SOURCE MATERIAL
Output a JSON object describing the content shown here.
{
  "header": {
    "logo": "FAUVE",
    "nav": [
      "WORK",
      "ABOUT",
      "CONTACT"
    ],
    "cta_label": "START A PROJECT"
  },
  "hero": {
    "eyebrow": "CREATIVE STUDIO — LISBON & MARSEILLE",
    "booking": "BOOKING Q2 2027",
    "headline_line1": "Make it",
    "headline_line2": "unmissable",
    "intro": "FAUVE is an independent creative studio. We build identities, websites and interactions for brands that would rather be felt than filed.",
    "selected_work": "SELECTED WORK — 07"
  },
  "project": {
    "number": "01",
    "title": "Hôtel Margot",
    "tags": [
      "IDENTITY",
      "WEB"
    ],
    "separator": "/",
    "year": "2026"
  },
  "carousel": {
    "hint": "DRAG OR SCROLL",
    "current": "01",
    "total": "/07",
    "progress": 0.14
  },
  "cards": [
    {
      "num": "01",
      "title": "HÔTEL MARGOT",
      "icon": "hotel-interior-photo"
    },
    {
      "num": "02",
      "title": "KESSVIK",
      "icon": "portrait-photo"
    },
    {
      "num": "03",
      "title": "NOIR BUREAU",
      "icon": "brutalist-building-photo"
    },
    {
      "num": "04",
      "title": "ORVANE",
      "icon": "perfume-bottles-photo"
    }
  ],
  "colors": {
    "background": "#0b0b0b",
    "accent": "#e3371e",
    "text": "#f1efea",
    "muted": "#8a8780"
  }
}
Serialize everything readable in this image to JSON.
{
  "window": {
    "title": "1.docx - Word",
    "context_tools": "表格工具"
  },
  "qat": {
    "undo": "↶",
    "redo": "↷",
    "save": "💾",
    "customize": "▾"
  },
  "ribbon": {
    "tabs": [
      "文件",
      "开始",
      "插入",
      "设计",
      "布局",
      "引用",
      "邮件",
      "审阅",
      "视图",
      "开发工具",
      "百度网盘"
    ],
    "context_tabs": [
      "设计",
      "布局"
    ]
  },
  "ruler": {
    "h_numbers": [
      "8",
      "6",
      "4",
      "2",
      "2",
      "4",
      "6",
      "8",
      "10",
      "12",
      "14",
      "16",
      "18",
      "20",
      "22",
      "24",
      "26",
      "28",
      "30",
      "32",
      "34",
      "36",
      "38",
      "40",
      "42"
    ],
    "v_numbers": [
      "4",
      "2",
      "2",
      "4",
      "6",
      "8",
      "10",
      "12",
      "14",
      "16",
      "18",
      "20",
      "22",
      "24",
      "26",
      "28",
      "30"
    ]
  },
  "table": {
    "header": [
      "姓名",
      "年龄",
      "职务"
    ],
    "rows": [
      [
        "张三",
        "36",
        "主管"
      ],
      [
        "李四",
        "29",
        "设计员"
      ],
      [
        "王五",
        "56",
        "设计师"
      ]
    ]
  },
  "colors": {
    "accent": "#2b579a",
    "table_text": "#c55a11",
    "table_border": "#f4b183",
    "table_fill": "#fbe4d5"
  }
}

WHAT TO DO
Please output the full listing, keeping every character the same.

ANSWER BOX
Output a JSON object describing the content shown here.
{
  "header": {
    "logo": "FAUVE",
    "nav": [
      "WORK",
      "ABOUT",
      "CONTACT"
    ],
    "cta_label": "START A PROJECT"
  },
  "hero": {
    "eyebrow": "CREATIVE STUDIO — LISBON & MARSEILLE",
    "booking": "BOOKING Q2 2027",
    "headline_line1": "Make it",
    "headline_line2": "unmissable",
    "intro": "FAUVE is an independent creative studio. We build identities, websites and interactions for brands that would rather be felt than filed.",
    "selected_work": "SELECTED WORK — 07"
  },
  "project": {
    "number": "01",
    "title": "Hôtel Margot",
    "tags": [
      "IDENTITY",
      "WEB"
    ],
    "separator": "/",
    "year": "2026"
  },
  "carousel": {
    "hint": "DRAG OR SCROLL",
    "current": "01",
    "total": "/07",
    "progress": 0.14
  },
  "cards": [
    {
      "num": "01",
      "title": "HÔTEL MARGOT",
      "icon": "hotel-interior-photo"
    },
    {
      "num": "02",
      "title": "KESSVIK",
      "icon": "portrait-photo"
    },
    {
      "num": "03",
      "title": "NOIR BUREAU",
      "icon": "brutalist-building-photo"
    },
    {
      "num": "04",
      "title": "ORVANE",
      "icon": "perfume-bottles-photo"
    }
  ],
  "colors": {
    "background": "#0b0b0b",
    "accent": "#e3371e",
    "text": "#f1efea",
    "muted": "#8a8780"
  }
}
Serialize everything readable in this image to JSON.
{
  "window": {
    "title": "1.docx - Word",
    "context_tools": "表格工具"
  },
  "qat": {
    "undo": "↶",
    "redo": "↷",
    "save": "💾",
    "customize": "▾"
  },
  "ribbon": {
    "tabs": [
      "文件",
      "开始",
      "插入",
      "设计",
      "布局",
      "引用",
      "邮件",
      "审阅",
      "视图",
      "开发工具",
      "百度网盘"
    ],
    "context_tabs": [
      "设计",
      "布局"
    ]
  },
  "ruler": {
    "h_numbers": [
      "8",
      "6",
      "4",
      "2",
      "2",
      "4",
      "6",
      "8",
      "10",
      "12",
      "14",
      "16",
      "18",
      "20",
      "22",
      "24",
      "26",
      "28",
      "30",
      "32",
      "34",
      "36",
      "38",
      "40",
      "42"
    ],
    "v_numbers": [
      "4",
      "2",
      "2",
      "4",
      "6",
      "8",
      "10",
      "12",
      "14",
      "16",
      "18",
      "20",
      "22",
      "24",
      "26",
      "28",
      "30"
    ]
  },
  "table": {
    "header": [
      "姓名",
      "年龄",
      "职务"
    ],
    "rows": [
      [
        "张三",
        "36",
        "主管"
      ],
      [
        "李四",
        "29",
        "设计员"
      ],
      [
        "王五",
        "56",
        "设计师"
      ]
    ]
  },
  "colors": {
    "accent": "#2b579a",
    "table_text": "#c55a11",
    "table_border": "#f4b183",
    "table_fill": "#fbe4d5"
  }
}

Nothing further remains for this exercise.